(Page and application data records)
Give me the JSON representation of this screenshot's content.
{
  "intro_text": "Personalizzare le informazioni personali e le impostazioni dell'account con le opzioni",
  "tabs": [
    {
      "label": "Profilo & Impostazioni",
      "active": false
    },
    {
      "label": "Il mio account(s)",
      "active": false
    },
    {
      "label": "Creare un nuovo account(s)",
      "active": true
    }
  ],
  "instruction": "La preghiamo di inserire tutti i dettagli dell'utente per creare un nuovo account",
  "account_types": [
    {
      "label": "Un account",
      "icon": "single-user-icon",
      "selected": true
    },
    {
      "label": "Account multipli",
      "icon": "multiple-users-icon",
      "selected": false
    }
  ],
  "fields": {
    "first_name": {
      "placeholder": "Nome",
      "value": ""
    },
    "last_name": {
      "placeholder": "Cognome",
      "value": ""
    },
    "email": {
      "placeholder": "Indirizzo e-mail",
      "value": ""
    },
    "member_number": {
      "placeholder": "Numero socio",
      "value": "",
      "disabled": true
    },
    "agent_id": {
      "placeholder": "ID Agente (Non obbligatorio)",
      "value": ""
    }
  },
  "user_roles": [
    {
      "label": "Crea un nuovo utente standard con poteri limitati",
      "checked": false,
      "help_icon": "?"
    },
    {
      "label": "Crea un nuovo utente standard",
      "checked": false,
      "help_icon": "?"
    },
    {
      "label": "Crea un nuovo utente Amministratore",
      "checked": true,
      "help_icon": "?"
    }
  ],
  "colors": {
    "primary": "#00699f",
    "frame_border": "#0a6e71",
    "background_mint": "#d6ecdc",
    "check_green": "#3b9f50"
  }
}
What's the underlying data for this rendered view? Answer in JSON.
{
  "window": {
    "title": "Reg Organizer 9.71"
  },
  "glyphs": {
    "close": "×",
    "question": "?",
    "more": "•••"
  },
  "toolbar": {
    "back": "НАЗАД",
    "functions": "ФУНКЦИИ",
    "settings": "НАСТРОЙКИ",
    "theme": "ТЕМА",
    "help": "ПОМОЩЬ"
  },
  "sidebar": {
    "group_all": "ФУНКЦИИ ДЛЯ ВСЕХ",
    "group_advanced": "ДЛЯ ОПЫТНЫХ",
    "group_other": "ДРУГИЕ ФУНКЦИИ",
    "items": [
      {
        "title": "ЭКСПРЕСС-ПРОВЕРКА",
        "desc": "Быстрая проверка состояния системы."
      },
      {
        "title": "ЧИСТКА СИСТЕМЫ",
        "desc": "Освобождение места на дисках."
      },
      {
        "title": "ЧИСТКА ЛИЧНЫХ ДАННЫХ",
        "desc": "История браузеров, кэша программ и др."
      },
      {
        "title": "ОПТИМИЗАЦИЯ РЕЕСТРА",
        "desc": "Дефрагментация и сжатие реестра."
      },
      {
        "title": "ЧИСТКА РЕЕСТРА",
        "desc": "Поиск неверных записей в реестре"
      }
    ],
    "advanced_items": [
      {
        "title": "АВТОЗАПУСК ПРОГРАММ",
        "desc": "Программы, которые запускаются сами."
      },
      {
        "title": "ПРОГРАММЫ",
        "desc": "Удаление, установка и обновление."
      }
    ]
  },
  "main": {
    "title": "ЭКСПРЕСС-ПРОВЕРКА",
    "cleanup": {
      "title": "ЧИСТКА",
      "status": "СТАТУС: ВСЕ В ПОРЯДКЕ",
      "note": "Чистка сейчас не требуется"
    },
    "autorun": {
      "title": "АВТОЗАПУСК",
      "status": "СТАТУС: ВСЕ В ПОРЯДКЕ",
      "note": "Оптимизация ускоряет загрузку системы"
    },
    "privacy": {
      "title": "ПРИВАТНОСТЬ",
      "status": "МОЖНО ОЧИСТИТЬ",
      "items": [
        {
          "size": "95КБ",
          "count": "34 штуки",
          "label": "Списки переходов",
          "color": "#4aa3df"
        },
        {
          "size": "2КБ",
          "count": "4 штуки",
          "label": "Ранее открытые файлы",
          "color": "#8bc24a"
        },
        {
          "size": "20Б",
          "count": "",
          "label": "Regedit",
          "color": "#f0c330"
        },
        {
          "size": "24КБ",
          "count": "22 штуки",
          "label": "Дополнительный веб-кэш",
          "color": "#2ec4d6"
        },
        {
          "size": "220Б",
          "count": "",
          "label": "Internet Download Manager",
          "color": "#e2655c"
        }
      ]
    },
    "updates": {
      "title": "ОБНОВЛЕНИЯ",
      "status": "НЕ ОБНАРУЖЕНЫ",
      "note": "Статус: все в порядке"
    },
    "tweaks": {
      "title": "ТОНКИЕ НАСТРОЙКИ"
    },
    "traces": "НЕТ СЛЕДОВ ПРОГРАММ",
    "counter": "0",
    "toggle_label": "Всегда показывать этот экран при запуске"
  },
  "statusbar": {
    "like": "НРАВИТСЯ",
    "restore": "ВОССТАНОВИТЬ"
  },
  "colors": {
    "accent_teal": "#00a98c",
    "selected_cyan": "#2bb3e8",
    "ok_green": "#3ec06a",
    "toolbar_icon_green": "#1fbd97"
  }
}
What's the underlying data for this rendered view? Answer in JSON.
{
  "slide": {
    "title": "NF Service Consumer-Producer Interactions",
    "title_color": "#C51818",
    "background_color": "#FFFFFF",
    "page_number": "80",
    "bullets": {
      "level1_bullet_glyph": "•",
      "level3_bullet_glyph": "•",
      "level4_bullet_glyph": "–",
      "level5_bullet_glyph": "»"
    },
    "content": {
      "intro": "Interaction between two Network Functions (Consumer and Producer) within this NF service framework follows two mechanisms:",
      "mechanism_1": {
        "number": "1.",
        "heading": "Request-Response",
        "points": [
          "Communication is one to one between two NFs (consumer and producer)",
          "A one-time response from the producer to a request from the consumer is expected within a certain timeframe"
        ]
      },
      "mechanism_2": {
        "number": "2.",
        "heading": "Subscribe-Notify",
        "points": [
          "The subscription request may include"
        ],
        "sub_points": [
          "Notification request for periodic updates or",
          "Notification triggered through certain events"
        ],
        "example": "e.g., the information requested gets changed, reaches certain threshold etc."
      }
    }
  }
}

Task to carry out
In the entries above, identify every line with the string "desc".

Result below
        "desc": "Быстрая проверка состояния системы."
        "desc": "Освобождение места на дисках."
        "desc": "История браузеров, кэша программ и др."
        "desc": "Дефрагментация и сжатие реестра."
        "desc": "Поиск неверных записей в реестре"
        "desc": "Программы, которые запускаются сами."
        "desc": "Удаление, установка и обновление."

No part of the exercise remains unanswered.